> **Brief**
Count how many lines in the data hold the word "rest", and give that number alone.

> **Records for processing**

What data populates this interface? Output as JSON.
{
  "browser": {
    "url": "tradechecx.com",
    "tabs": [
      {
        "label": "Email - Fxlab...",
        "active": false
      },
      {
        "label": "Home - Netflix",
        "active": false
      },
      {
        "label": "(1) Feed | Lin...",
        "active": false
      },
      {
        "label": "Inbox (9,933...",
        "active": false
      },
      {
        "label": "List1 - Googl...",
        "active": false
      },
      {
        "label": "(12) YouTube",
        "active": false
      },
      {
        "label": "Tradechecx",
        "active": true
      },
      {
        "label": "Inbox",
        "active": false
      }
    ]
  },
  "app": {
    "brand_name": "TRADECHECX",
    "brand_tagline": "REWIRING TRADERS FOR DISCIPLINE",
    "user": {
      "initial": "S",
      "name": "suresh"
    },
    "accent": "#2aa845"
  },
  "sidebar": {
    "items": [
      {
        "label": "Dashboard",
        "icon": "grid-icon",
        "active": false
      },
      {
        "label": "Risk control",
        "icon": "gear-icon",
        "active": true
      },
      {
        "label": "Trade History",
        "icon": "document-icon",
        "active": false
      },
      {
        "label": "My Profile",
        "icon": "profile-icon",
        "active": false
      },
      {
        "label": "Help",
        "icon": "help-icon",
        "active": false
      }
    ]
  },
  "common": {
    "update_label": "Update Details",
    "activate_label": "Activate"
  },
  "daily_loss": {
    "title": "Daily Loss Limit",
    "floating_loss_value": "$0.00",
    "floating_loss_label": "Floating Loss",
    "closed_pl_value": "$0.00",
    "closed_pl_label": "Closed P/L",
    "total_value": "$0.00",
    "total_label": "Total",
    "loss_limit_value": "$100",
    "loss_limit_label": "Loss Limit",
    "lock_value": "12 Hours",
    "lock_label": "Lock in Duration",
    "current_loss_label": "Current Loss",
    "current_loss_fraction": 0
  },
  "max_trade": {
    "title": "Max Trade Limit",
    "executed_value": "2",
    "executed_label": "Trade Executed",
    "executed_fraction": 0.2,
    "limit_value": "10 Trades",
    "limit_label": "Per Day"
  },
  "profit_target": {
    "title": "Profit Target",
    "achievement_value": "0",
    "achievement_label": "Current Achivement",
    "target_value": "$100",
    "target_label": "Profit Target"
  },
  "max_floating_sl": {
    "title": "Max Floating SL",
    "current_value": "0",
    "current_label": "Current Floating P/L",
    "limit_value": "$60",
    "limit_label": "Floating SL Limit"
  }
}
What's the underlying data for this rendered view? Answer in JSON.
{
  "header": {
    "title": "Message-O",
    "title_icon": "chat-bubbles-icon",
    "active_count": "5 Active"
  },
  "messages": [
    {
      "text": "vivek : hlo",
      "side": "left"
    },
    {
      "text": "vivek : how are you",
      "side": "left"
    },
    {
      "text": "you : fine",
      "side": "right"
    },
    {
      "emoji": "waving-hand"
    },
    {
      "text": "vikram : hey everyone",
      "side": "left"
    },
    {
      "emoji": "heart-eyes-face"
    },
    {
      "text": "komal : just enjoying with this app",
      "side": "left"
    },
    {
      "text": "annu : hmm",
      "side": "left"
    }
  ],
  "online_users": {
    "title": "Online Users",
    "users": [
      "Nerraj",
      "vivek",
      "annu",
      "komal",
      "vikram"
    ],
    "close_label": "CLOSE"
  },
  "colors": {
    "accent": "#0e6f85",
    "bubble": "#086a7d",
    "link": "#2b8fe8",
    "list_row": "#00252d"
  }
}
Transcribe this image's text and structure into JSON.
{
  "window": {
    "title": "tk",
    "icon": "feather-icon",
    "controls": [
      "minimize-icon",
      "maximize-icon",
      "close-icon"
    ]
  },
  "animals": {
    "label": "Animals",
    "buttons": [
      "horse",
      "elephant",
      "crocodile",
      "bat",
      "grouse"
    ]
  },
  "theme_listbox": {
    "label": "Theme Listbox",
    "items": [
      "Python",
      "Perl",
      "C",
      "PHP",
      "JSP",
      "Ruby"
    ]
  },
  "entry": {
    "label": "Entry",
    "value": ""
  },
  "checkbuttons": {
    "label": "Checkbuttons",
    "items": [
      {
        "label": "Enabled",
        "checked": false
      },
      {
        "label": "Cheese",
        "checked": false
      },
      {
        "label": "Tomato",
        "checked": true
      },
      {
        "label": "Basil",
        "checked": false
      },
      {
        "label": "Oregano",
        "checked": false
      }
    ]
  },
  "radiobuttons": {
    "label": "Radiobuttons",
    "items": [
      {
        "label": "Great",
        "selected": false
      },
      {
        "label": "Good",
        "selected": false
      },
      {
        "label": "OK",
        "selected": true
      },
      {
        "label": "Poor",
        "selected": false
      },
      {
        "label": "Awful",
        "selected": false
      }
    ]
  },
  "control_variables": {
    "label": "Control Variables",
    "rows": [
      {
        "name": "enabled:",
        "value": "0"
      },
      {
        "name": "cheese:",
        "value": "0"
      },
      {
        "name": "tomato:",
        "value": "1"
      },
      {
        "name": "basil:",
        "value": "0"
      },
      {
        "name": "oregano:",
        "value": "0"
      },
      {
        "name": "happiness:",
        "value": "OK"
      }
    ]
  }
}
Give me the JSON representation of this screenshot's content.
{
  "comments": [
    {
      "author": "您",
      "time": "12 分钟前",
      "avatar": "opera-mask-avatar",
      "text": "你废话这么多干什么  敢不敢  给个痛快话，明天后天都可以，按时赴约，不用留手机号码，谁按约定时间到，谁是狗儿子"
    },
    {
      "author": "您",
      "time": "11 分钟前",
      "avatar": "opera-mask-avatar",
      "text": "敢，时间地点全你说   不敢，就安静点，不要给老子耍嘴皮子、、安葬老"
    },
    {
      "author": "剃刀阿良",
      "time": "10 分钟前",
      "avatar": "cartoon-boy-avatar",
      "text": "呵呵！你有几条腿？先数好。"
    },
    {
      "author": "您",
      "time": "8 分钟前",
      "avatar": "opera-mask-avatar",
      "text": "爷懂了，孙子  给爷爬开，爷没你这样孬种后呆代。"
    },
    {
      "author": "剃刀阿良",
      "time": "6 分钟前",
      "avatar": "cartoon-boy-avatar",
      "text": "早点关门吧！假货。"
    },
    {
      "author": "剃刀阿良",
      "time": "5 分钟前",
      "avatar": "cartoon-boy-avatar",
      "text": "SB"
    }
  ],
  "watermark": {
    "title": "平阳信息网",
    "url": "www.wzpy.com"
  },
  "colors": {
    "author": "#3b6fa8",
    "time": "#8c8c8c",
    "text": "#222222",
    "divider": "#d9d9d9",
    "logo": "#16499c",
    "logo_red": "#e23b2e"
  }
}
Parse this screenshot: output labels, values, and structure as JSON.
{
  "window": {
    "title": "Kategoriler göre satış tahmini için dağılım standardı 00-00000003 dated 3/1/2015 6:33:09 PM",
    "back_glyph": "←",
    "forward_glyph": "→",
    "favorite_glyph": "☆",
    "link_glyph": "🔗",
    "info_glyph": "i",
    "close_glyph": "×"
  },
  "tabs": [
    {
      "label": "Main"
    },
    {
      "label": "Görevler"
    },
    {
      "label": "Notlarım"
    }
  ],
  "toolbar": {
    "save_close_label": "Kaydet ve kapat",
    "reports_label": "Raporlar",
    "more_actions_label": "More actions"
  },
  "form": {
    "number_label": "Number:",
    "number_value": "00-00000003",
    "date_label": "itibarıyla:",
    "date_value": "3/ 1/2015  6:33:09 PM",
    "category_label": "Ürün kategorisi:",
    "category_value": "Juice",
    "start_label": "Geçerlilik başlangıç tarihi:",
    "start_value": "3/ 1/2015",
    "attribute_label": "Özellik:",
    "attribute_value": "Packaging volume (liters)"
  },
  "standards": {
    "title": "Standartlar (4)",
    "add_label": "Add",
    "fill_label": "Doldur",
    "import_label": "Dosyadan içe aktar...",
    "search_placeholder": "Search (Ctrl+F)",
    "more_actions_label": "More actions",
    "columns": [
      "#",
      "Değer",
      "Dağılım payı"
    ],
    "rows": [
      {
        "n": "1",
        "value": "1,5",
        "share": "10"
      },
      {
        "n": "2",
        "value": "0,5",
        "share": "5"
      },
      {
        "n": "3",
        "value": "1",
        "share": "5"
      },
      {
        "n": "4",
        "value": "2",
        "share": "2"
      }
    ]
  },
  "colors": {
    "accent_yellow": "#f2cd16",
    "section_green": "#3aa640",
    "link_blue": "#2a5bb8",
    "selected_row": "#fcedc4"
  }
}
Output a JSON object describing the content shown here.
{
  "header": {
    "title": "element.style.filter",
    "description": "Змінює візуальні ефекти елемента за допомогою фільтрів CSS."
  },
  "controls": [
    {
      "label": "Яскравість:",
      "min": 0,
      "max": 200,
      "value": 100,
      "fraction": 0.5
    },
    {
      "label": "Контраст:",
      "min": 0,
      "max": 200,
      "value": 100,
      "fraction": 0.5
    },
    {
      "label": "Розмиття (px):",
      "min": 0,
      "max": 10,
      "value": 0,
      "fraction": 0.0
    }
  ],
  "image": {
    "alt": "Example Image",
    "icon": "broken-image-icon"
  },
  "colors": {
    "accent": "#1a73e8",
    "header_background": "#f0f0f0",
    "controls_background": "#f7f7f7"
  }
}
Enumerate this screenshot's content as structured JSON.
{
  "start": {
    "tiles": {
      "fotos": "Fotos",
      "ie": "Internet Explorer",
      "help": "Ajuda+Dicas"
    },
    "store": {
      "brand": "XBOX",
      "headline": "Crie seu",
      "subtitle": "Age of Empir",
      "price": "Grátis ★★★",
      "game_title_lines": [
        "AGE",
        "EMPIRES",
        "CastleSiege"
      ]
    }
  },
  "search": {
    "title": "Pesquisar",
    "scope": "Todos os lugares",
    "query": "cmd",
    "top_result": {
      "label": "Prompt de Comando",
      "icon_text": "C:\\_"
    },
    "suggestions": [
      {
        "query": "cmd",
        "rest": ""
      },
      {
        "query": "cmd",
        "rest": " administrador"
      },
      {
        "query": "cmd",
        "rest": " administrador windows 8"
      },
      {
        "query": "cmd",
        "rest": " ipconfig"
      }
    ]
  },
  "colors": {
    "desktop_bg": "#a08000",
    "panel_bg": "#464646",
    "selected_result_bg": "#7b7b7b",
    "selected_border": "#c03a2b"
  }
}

> **Problem solution**
4